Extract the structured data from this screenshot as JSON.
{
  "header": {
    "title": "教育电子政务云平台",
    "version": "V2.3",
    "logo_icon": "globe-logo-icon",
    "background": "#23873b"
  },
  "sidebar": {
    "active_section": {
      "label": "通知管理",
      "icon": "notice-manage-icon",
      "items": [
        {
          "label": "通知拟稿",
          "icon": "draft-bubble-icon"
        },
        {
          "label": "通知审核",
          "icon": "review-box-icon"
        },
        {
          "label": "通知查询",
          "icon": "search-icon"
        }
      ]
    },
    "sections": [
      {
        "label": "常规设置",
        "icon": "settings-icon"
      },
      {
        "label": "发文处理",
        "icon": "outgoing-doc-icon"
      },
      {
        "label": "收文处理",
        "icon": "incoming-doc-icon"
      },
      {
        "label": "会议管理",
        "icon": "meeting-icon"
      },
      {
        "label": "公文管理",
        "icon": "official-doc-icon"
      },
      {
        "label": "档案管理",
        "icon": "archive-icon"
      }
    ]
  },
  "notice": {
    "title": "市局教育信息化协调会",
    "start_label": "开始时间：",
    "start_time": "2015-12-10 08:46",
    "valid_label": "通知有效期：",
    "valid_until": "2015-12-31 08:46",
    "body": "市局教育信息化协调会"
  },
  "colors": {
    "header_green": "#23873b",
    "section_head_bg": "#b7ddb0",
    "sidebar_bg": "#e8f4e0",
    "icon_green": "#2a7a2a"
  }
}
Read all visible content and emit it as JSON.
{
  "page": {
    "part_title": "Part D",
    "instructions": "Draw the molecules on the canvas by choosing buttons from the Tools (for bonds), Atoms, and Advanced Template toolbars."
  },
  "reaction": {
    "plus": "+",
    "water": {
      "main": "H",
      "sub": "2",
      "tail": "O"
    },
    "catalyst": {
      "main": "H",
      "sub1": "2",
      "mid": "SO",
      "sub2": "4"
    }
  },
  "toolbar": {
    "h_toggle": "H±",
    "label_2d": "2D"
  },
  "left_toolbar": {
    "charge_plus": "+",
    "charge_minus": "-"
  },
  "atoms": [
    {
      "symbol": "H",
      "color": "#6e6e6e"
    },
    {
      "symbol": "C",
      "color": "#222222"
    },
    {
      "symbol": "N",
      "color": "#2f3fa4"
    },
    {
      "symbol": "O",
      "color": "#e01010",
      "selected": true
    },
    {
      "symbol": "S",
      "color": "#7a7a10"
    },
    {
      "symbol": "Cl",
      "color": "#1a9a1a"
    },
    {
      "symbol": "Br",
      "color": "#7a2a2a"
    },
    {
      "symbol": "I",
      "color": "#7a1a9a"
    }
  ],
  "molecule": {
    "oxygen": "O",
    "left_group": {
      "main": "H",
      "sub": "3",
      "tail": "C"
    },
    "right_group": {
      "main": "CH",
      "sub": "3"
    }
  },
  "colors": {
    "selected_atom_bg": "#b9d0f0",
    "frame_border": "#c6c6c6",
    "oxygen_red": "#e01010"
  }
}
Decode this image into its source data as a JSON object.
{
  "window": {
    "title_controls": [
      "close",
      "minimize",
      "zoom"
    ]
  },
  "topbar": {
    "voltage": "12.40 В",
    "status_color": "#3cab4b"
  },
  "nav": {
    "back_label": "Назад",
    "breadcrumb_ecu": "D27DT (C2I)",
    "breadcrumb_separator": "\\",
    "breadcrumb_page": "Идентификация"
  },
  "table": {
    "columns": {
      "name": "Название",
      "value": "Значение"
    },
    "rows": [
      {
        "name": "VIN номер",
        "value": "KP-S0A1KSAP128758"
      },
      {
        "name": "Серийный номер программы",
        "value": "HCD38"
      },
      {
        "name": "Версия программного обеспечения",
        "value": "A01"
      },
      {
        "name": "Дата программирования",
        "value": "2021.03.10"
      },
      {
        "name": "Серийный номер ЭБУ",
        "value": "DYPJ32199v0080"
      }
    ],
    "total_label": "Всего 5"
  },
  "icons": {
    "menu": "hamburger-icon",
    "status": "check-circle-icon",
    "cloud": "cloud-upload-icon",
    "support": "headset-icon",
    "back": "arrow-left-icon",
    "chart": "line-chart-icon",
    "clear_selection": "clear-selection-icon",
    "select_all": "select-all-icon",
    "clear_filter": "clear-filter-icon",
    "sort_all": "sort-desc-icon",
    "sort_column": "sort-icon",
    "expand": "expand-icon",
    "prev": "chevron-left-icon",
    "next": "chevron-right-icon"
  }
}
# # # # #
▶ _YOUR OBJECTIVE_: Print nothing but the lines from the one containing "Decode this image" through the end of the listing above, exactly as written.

▶ _PROBLEM SOLUTION_:
Decode this image into its source data as a JSON object.
{
  "window": {
    "title_controls": [
      "close",
      "minimize",
      "zoom"
    ]
  },
  "topbar": {
    "voltage": "12.40 В",
    "status_color": "#3cab4b"
  },
  "nav": {
    "back_label": "Назад",
    "breadcrumb_ecu": "D27DT (C2I)",
    "breadcrumb_separator": "\\",
    "breadcrumb_page": "Идентификация"
  },
  "table": {
    "columns": {
      "name": "Название",
      "value": "Значение"
    },
    "rows": [
      {
        "name": "VIN номер",
        "value": "KP-S0A1KSAP128758"
      },
      {
        "name": "Серийный номер программы",
        "value": "HCD38"
      },
      {
        "name": "Версия программного обеспечения",
        "value": "A01"
      },
      {
        "name": "Дата программирования",
        "value": "2021.03.10"
      },
      {
        "name": "Серийный номер ЭБУ",
        "value": "DYPJ32199v0080"
      }
    ],
    "total_label": "Всего 5"
  },
  "icons": {
    "menu": "hamburger-icon",
    "status": "check-circle-icon",
    "cloud": "cloud-upload-icon",
    "support": "headset-icon",
    "back": "arrow-left-icon",
    "chart": "line-chart-icon",
    "clear_selection": "clear-selection-icon",
    "select_all": "select-all-icon",
    "clear_filter": "clear-filter-icon",
    "sort_all": "sort-desc-icon",
    "sort_column": "sort-icon",
    "expand": "expand-icon",
    "prev": "chevron-left-icon",
    "next": "chevron-right-icon"
  }
}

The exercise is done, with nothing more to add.